> **Records for processing**:
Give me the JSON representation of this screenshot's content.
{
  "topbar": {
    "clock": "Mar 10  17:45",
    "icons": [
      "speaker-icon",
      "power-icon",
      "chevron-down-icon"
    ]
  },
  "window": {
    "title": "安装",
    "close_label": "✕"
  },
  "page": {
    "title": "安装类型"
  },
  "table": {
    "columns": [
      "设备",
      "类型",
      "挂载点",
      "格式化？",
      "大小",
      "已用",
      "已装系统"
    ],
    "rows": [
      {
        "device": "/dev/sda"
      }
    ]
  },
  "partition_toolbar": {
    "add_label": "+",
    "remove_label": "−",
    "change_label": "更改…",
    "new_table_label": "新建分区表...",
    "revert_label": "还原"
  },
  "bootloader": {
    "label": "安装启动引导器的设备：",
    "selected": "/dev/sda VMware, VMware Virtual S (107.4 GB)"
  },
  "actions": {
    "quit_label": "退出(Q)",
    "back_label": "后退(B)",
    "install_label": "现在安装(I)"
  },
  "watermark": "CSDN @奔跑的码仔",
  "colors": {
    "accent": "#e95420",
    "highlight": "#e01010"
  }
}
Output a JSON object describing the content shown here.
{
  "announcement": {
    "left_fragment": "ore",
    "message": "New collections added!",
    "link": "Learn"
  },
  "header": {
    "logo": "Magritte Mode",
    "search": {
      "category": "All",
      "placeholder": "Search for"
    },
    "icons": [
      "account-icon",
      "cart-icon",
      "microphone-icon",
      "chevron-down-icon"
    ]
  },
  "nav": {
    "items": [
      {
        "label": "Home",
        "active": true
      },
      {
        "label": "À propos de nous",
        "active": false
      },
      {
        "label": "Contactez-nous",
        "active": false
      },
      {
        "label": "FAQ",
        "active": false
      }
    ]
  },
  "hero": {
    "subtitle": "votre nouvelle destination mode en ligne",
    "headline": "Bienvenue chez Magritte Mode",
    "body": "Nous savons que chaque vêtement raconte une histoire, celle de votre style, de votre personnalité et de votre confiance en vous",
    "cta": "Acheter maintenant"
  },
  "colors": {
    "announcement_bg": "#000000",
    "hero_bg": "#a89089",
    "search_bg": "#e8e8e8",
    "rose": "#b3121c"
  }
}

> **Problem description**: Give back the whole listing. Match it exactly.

> **Exercise result**:
Give me the JSON representation of this screenshot's content.
{
  "topbar": {
    "clock": "Mar 10  17:45",
    "icons": [
      "speaker-icon",
      "power-icon",
      "chevron-down-icon"
    ]
  },
  "window": {
    "title": "安装",
    "close_label": "✕"
  },
  "page": {
    "title": "安装类型"
  },
  "table": {
    "columns": [
      "设备",
      "类型",
      "挂载点",
      "格式化？",
      "大小",
      "已用",
      "已装系统"
    ],
    "rows": [
      {
        "device": "/dev/sda"
      }
    ]
  },
  "partition_toolbar": {
    "add_label": "+",
    "remove_label": "−",
    "change_label": "更改…",
    "new_table_label": "新建分区表...",
    "revert_label": "还原"
  },
  "bootloader": {
    "label": "安装启动引导器的设备：",
    "selected": "/dev/sda VMware, VMware Virtual S (107.4 GB)"
  },
  "actions": {
    "quit_label": "退出(Q)",
    "back_label": "后退(B)",
    "install_label": "现在安装(I)"
  },
  "watermark": "CSDN @奔跑的码仔",
  "colors": {
    "accent": "#e95420",
    "highlight": "#e01010"
  }
}
Output a JSON object describing the content shown here.
{
  "announcement": {
    "left_fragment": "ore",
    "message": "New collections added!",
    "link": "Learn"
  },
  "header": {
    "logo": "Magritte Mode",
    "search": {
      "category": "All",
      "placeholder": "Search for"
    },
    "icons": [
      "account-icon",
      "cart-icon",
      "microphone-icon",
      "chevron-down-icon"
    ]
  },
  "nav": {
    "items": [
      {
        "label": "Home",
        "active": true
      },
      {
        "label": "À propos de nous",
        "active": false
      },
      {
        "label": "Contactez-nous",
        "active": false
      },
      {
        "label": "FAQ",
        "active": false
      }
    ]
  },
  "hero": {
    "subtitle": "votre nouvelle destination mode en ligne",
    "headline": "Bienvenue chez Magritte Mode",
    "body": "Nous savons que chaque vêtement raconte une histoire, celle de votre style, de votre personnalité et de votre confiance en vous",
    "cta": "Acheter maintenant"
  },
  "colors": {
    "announcement_bg": "#000000",
    "hero_bg": "#a89089",
    "search_bg": "#e8e8e8",
    "rose": "#b3121c"
  }
}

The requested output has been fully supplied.